*WHAT YOU SHOULD DO:* Wherever the word "icon" turns up in a line of the entries, copy that line.

*RECORDS FOR THE TASK:*
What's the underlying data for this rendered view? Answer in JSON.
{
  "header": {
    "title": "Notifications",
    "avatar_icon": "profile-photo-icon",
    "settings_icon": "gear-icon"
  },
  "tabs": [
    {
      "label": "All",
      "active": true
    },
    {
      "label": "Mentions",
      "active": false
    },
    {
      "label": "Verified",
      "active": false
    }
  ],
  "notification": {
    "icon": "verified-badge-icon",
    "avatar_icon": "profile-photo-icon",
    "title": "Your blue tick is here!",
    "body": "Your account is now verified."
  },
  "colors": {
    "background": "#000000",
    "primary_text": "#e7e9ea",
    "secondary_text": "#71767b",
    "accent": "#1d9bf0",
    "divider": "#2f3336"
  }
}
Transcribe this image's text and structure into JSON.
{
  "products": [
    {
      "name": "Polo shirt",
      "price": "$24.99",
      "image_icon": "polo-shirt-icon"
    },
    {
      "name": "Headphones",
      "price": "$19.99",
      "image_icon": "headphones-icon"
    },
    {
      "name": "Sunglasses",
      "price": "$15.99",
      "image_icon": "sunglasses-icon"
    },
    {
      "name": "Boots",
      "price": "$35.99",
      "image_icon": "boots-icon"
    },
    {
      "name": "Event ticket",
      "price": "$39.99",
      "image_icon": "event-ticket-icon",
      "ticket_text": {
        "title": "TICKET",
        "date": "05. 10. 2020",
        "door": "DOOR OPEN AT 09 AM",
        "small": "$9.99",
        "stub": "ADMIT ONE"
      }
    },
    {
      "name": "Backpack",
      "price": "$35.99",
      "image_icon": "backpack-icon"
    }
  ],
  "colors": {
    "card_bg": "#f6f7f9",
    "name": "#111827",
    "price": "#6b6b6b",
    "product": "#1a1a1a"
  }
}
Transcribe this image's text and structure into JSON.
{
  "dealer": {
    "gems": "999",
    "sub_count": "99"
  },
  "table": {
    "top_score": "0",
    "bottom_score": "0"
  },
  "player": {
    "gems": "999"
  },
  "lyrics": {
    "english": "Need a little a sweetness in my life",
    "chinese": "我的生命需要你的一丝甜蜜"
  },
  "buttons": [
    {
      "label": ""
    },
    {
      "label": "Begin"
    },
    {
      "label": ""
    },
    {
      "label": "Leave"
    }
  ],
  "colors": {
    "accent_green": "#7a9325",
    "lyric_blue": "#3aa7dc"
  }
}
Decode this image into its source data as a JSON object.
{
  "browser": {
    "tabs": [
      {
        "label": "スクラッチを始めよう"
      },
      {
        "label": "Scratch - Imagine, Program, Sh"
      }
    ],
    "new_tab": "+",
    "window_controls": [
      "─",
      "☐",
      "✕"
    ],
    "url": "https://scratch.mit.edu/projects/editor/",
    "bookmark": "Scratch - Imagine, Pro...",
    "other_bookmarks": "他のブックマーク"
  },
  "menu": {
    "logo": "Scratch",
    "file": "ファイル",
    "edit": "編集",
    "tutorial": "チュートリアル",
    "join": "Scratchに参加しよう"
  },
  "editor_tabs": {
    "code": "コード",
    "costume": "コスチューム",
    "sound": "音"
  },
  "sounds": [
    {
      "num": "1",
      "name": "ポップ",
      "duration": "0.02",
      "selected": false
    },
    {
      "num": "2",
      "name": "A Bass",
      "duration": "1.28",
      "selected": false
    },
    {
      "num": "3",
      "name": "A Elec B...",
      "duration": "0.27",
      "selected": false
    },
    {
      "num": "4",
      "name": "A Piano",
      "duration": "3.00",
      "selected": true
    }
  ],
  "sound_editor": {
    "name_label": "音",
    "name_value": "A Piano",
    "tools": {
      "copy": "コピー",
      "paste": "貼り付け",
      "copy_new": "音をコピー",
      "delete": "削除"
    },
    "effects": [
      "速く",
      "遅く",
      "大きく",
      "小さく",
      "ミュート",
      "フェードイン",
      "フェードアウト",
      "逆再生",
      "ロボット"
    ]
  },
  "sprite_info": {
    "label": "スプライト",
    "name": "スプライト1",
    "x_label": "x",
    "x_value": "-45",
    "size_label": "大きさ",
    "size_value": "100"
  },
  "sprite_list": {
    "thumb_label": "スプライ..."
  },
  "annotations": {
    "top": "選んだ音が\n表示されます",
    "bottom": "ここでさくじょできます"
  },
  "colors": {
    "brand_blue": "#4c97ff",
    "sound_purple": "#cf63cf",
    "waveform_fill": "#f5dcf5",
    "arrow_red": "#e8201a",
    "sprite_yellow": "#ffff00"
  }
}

*RESULT OF THE EXERCISE:*
    "avatar_icon": "profile-photo-icon",
    "settings_icon": "gear-icon"
    "icon": "verified-badge-icon",
    "avatar_icon": "profile-photo-icon",
      "image_icon": "polo-shirt-icon"
      "image_icon": "headphones-icon"
      "image_icon": "sunglasses-icon"
      "image_icon": "boots-icon"
      "image_icon": "event-ticket-icon",
      "image_icon": "backpack-icon"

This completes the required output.